At last, thanks to the National Film Board of Canada, this classic doco on my favourite feminist economist is now available for viewing online. In 1975, at the age of 23, she became the youngest MP in the New Zealand Parliament. As a member of the National Party, she famously (or infamously) crossed the floor on the question of allowing nuclear powered ships into New Zealand waters. (She was against it.)
As an MP, she served as Chair of the Public Expenditures Committee. As a non-economist she felt free to ask “dumb” questions, like “What’s the GDP?” and “Why is it important?” The inadequacy and incompleteness of the answers she received led her to do a PhD in political economy. Through this she learned about the “production boundary”, which determines what gets counted in the GDP, and what doesn’t. The PhD was worked into a book: Counting for Nothing: What Men Value And What Women Are Worth. John Kenneth Galbraith called it “an overdue antidote to badly flawed assumptions.” Gloria Steinem said she “puts human beings and human values into economics.”
Have you ever wondered:
- why the wrecking of the Exxon Valdez, through the lawsuits and cleanups it “produced”, added billions of dollars to the GDP
- while the work of millions of women at home, producing the next generation of humankind, adds nothing?

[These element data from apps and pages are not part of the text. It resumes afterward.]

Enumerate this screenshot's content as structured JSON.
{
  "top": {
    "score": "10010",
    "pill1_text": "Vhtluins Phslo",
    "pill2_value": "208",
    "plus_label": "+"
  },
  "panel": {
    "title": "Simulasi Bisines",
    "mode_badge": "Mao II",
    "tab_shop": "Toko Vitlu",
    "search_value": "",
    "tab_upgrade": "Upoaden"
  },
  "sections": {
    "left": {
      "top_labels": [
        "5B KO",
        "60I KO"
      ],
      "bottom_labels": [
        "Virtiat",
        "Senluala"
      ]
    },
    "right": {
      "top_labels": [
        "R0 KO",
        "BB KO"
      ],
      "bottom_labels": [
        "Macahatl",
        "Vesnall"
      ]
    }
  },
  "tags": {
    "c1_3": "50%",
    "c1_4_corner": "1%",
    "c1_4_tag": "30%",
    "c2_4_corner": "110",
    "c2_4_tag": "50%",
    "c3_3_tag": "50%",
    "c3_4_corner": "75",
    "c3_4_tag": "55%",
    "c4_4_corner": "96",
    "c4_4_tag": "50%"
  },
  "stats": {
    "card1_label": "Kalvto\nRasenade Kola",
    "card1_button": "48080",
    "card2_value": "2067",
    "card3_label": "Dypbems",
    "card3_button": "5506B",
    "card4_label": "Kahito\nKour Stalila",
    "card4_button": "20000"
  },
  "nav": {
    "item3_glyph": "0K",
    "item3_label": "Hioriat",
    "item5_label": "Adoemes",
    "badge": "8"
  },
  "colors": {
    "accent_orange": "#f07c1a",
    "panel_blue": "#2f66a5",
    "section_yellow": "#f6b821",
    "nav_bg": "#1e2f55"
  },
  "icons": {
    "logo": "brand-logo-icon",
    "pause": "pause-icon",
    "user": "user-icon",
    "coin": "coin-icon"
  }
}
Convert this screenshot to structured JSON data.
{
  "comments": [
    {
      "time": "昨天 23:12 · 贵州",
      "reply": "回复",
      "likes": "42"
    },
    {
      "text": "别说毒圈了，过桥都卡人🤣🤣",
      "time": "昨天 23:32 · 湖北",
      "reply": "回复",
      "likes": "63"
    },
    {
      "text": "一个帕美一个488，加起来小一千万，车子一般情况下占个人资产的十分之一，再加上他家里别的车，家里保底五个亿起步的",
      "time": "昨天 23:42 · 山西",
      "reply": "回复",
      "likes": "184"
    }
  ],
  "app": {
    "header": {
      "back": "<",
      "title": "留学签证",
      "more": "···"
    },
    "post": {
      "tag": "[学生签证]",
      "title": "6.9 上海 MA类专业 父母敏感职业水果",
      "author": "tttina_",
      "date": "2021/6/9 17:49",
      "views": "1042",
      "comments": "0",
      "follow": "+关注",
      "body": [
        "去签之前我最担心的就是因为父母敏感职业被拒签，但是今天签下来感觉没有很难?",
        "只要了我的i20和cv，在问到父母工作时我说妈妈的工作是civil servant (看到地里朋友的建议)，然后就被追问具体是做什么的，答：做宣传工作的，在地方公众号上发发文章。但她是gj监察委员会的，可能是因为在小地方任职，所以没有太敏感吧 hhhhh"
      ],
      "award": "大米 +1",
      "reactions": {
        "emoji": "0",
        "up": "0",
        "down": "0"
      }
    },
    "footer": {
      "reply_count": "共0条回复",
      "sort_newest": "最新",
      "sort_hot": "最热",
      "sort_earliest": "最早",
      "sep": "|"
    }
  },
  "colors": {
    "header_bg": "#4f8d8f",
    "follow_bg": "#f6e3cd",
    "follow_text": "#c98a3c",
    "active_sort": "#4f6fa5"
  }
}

To find out, watch this extraordinary story, told by an extraordinary female human being.